### To do
Give the data below again exactly as written, without its pictures.

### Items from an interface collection

== Segment start ==

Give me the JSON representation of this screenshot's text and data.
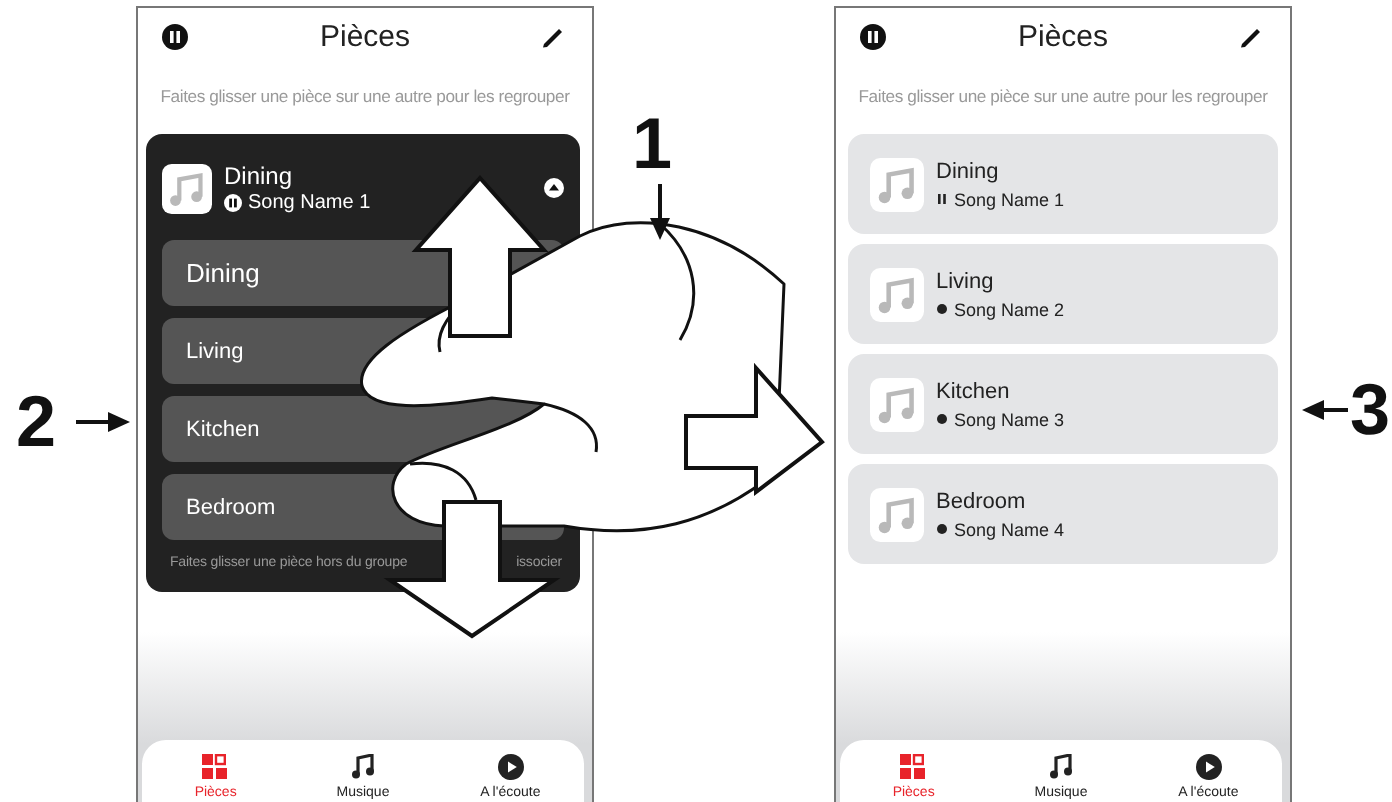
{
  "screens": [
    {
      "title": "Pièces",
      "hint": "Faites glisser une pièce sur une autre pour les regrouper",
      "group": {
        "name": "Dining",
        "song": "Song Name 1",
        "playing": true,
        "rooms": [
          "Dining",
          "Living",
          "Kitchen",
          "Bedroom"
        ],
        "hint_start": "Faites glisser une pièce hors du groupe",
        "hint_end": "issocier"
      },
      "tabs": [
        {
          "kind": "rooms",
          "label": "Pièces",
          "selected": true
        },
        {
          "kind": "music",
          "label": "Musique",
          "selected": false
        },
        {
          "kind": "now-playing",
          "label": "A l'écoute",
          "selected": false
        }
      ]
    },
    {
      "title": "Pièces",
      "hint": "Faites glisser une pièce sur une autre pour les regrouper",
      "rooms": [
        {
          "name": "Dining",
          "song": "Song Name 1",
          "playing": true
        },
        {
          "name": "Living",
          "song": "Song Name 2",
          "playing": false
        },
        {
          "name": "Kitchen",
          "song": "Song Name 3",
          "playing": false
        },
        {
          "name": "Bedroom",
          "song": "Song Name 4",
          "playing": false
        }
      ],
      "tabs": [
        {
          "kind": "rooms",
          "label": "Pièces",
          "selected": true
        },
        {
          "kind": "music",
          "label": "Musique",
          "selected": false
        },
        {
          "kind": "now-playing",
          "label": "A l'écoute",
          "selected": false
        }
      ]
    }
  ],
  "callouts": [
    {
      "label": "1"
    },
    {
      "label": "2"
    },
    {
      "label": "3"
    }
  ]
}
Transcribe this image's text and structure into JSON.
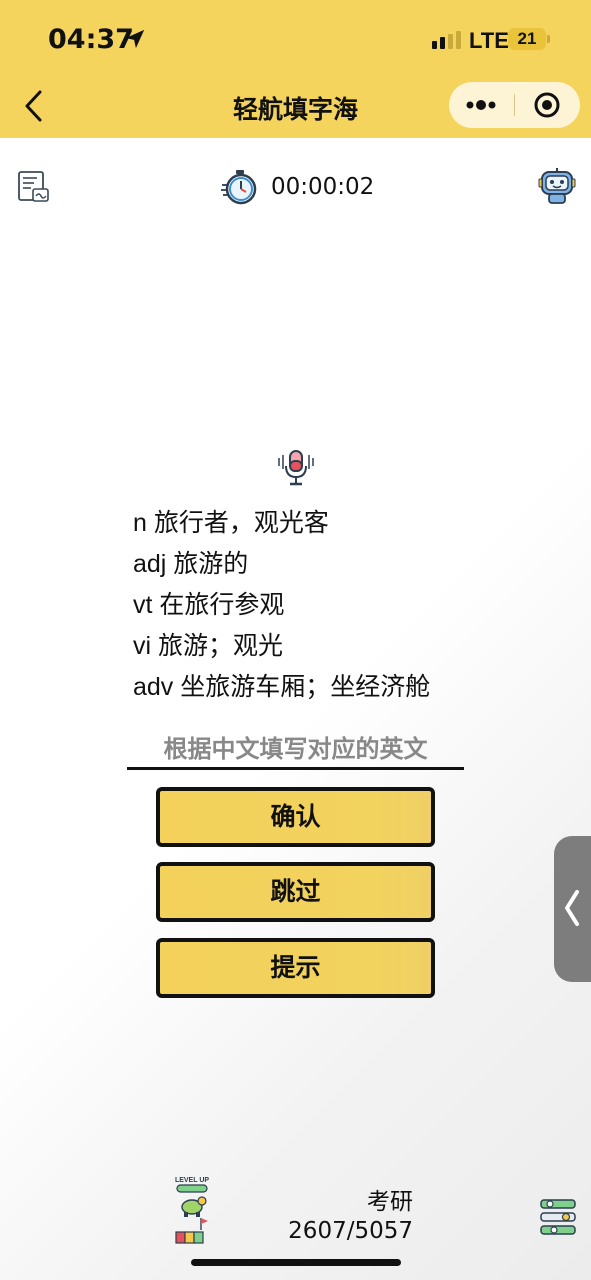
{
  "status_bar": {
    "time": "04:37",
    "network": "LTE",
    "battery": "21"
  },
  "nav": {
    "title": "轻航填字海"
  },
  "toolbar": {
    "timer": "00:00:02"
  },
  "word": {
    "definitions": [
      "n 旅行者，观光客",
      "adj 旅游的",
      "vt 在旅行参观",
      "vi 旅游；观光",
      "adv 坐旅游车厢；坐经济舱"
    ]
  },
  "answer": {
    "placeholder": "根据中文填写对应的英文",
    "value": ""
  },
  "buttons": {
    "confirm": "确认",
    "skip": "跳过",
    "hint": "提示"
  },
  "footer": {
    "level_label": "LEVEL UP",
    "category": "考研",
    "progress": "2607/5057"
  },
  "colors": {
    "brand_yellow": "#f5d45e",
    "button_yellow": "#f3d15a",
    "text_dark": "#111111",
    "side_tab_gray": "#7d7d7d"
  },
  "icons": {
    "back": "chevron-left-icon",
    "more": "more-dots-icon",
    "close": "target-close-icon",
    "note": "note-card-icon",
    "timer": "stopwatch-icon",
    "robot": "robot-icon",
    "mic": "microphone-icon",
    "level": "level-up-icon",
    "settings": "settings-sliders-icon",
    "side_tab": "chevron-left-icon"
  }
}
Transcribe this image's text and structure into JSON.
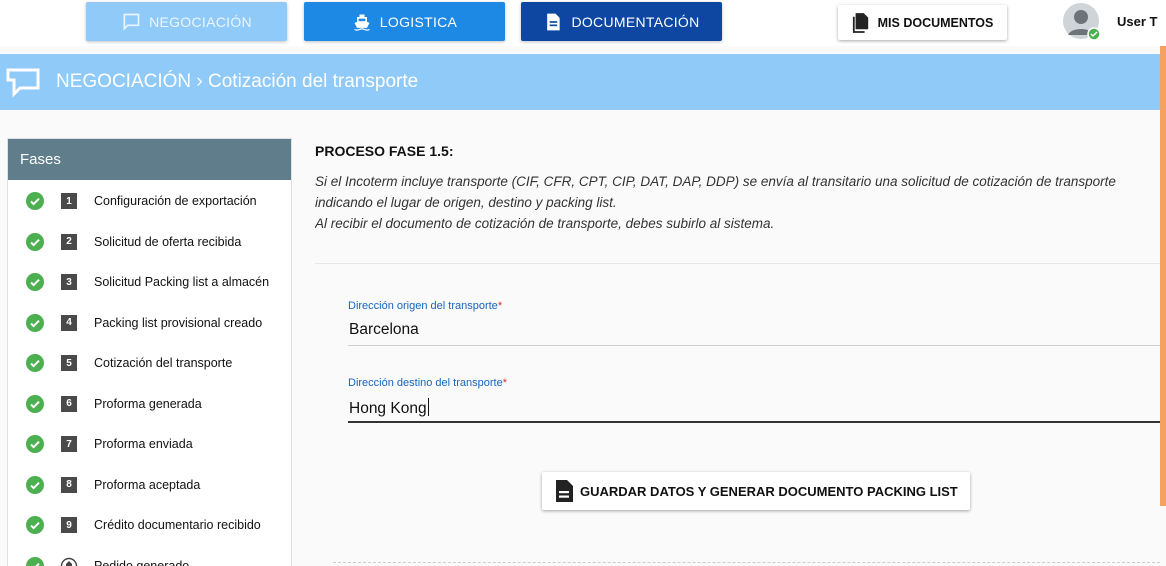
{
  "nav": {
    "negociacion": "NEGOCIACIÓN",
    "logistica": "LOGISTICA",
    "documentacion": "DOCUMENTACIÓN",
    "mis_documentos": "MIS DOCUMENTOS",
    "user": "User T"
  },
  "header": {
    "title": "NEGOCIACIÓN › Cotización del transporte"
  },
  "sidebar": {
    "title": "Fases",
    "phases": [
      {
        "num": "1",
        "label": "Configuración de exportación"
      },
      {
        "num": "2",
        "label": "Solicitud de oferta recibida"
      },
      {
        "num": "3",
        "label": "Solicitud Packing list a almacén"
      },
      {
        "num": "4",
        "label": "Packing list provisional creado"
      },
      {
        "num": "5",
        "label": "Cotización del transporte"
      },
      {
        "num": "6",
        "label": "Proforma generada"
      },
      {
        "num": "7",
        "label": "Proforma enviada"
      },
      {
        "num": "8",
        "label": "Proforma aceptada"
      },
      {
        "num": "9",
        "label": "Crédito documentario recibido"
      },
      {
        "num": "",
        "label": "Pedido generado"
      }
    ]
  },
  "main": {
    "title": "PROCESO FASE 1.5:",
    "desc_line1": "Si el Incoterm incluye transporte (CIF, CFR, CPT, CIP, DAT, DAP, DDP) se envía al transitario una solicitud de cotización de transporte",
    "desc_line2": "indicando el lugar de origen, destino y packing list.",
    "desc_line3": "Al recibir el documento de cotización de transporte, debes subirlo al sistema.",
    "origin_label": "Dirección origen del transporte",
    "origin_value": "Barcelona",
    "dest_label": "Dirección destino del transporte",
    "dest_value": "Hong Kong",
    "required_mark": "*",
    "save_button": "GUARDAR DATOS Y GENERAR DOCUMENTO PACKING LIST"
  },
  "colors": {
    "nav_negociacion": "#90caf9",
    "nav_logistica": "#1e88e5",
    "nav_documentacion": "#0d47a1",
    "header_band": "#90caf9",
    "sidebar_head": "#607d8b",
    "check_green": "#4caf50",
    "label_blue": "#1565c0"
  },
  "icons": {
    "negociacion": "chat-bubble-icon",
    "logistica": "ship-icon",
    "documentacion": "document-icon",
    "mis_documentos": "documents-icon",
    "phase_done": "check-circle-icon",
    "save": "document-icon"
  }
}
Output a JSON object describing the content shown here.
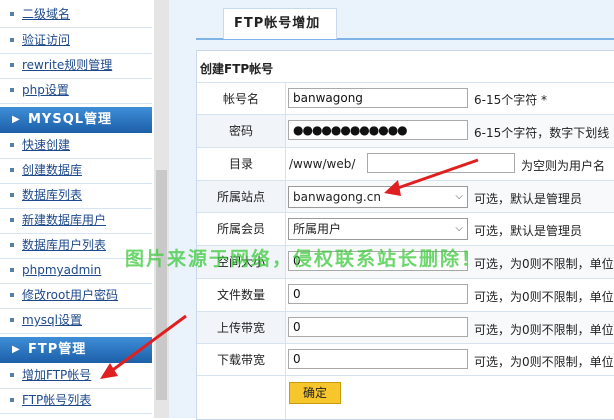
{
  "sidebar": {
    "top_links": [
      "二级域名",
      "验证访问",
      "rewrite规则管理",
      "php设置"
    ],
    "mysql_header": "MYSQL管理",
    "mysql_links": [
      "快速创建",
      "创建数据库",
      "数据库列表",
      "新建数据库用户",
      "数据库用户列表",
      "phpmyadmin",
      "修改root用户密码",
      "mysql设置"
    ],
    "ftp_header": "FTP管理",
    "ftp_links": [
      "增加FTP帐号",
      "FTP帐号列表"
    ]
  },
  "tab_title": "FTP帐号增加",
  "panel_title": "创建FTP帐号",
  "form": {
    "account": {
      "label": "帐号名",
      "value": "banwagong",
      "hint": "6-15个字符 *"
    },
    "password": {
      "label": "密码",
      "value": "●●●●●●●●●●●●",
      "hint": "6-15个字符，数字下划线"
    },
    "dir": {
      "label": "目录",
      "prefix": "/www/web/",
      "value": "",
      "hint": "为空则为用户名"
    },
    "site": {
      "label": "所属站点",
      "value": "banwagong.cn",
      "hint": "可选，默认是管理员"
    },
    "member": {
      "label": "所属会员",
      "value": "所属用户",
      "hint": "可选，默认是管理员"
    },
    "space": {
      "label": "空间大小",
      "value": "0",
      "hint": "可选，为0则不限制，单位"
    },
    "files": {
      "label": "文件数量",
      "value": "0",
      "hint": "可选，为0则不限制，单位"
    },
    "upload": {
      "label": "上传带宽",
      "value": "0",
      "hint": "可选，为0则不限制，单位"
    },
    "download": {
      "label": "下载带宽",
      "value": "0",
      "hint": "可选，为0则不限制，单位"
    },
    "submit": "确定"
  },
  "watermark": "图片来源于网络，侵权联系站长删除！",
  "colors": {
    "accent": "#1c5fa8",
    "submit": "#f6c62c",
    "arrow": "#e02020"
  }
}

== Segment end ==

### Answer section
Give me the JSON representation of this screenshot's text and data.
{
  "screens": [
    {
      "title": "Pièces",
      "hint": "Faites glisser une pièce sur une autre pour les regrouper",
      "group": {
        "name": "Dining",
        "song": "Song Name 1",
        "playing": true,
        "rooms": [
          "Dining",
          "Living",
          "Kitchen",
          "Bedroom"
        ],
        "hint_start": "Faites glisser une pièce hors du groupe",
        "hint_end": "issocier"
      },
      "tabs": [
        {
          "kind": "rooms",
          "label": "Pièces",
          "selected": true
        },
        {
          "kind": "music",
          "label": "Musique",
          "selected": false
        },
        {
          "kind": "now-playing",
          "label": "A l'écoute",
          "selected": false
        }
      ]
    },
    {
      "title": "Pièces",
      "hint": "Faites glisser une pièce sur une autre pour les regrouper",
      "rooms": [
        {
          "name": "Dining",
          "song": "Song Name 1",
          "playing": true
        },
        {
          "name": "Living",
          "song": "Song Name 2",
          "playing": false
        },
        {
          "name": "Kitchen",
          "song": "Song Name 3",
          "playing": false
        },
        {
          "name": "Bedroom",
          "song": "Song Name 4",
          "playing": false
        }
      ],
      "tabs": [
        {
          "kind": "rooms",
          "label": "Pièces",
          "selected": true
        },
        {
          "kind": "music",
          "label": "Musique",
          "selected": false
        },
        {
          "kind": "now-playing",
          "label": "A l'écoute",
          "selected": false
        }
      ]
    }
  ],
  "callouts": [
    {
      "label": "1"
    },
    {
      "label": "2"
    },
    {
      "label": "3"
    }
  ]
}
Transcribe this image's text and structure into JSON.
{
  "status_bar": {
    "time": "04:37",
    "network": "LTE",
    "battery": "21"
  },
  "nav": {
    "title": "轻航填字海"
  },
  "toolbar": {
    "timer": "00:00:02"
  },
  "word": {
    "definitions": [
      "n 旅行者，观光客",
      "adj 旅游的",
      "vt 在旅行参观",
      "vi 旅游；观光",
      "adv 坐旅游车厢；坐经济舱"
    ]
  },
  "answer": {
    "placeholder": "根据中文填写对应的英文",
    "value": ""
  },
  "buttons": {
    "confirm": "确认",
    "skip": "跳过",
    "hint": "提示"
  },
  "footer": {
    "level_label": "LEVEL UP",
    "category": "考研",
    "progress": "2607/5057"
  },
  "colors": {
    "brand_yellow": "#f5d45e",
    "button_yellow": "#f3d15a",
    "text_dark": "#111111",
    "side_tab_gray": "#7d7d7d"
  },
  "icons": {
    "back": "chevron-left-icon",
    "more": "more-dots-icon",
    "close": "target-close-icon",
    "note": "note-card-icon",
    "timer": "stopwatch-icon",
    "robot": "robot-icon",
    "mic": "microphone-icon",
    "level": "level-up-icon",
    "settings": "settings-sliders-icon",
    "side_tab": "chevron-left-icon"
  }
}
Transcribe this image's text and structure into JSON.
{
  "nav": {
    "negociacion": "NEGOCIACIÓN",
    "logistica": "LOGISTICA",
    "documentacion": "DOCUMENTACIÓN",
    "mis_documentos": "MIS DOCUMENTOS",
    "user": "User T"
  },
  "header": {
    "title": "NEGOCIACIÓN › Cotización del transporte"
  },
  "sidebar": {
    "title": "Fases",
    "phases": [
      {
        "num": "1",
        "label": "Configuración de exportación"
      },
      {
        "num": "2",
        "label": "Solicitud de oferta recibida"
      },
      {
        "num": "3",
        "label": "Solicitud Packing list a almacén"
      },
      {
        "num": "4",
        "label": "Packing list provisional creado"
      },
      {
        "num": "5",
        "label": "Cotización del transporte"
      },
      {
        "num": "6",
        "label": "Proforma generada"
      },
      {
        "num": "7",
        "label": "Proforma enviada"
      },
      {
        "num": "8",
        "label": "Proforma aceptada"
      },
      {
        "num": "9",
        "label": "Crédito documentario recibido"
      },
      {
        "num": "",
        "label": "Pedido generado"
      }
    ]
  },
  "main": {
    "title": "PROCESO FASE 1.5:",
    "desc_line1": "Si el Incoterm incluye transporte (CIF, CFR, CPT, CIP, DAT, DAP, DDP) se envía al transitario una solicitud de cotización de transporte",
    "desc_line2": "indicando el lugar de origen, destino y packing list.",
    "desc_line3": "Al recibir el documento de cotización de transporte, debes subirlo al sistema.",
    "origin_label": "Dirección origen del transporte",
    "origin_value": "Barcelona",
    "dest_label": "Dirección destino del transporte",
    "dest_value": "Hong Kong",
    "required_mark": "*",
    "save_button": "GUARDAR DATOS Y GENERAR DOCUMENTO PACKING LIST"
  },
  "colors": {
    "nav_negociacion": "#90caf9",
    "nav_logistica": "#1e88e5",
    "nav_documentacion": "#0d47a1",
    "header_band": "#90caf9",
    "sidebar_head": "#607d8b",
    "check_green": "#4caf50",
    "label_blue": "#1565c0"
  },
  "icons": {
    "negociacion": "chat-bubble-icon",
    "logistica": "ship-icon",
    "documentacion": "document-icon",
    "mis_documentos": "documents-icon",
    "phase_done": "check-circle-icon",
    "save": "document-icon"
  }
}
Output a JSON object describing the content shown here.
{
  "sidebar": {
    "top_links": [
      "二级域名",
      "验证访问",
      "rewrite规则管理",
      "php设置"
    ],
    "mysql_header": "MYSQL管理",
    "mysql_links": [
      "快速创建",
      "创建数据库",
      "数据库列表",
      "新建数据库用户",
      "数据库用户列表",
      "phpmyadmin",
      "修改root用户密码",
      "mysql设置"
    ],
    "ftp_header": "FTP管理",
    "ftp_links": [
      "增加FTP帐号",
      "FTP帐号列表"
    ]
  },
  "tab_title": "FTP帐号增加",
  "panel_title": "创建FTP帐号",
  "form": {
    "account": {
      "label": "帐号名",
      "value": "banwagong",
      "hint": "6-15个字符 *"
    },
    "password": {
      "label": "密码",
      "value": "●●●●●●●●●●●●",
      "hint": "6-15个字符，数字下划线"
    },
    "dir": {
      "label": "目录",
      "prefix": "/www/web/",
      "value": "",
      "hint": "为空则为用户名"
    },
    "site": {
      "label": "所属站点",
      "value": "banwagong.cn",
      "hint": "可选，默认是管理员"
    },
    "member": {
      "label": "所属会员",
      "value": "所属用户",
      "hint": "可选，默认是管理员"
    },
    "space": {
      "label": "空间大小",
      "value": "0",
      "hint": "可选，为0则不限制，单位"
    },
    "files": {
      "label": "文件数量",
      "value": "0",
      "hint": "可选，为0则不限制，单位"
    },
    "upload": {
      "label": "上传带宽",
      "value": "0",
      "hint": "可选，为0则不限制，单位"
    },
    "download": {
      "label": "下载带宽",
      "value": "0",
      "hint": "可选，为0则不限制，单位"
    },
    "submit": "确定"
  },
  "watermark": "图片来源于网络，侵权联系站长删除！",
  "colors": {
    "accent": "#1c5fa8",
    "submit": "#f6c62c",
    "arrow": "#e02020"
  }
}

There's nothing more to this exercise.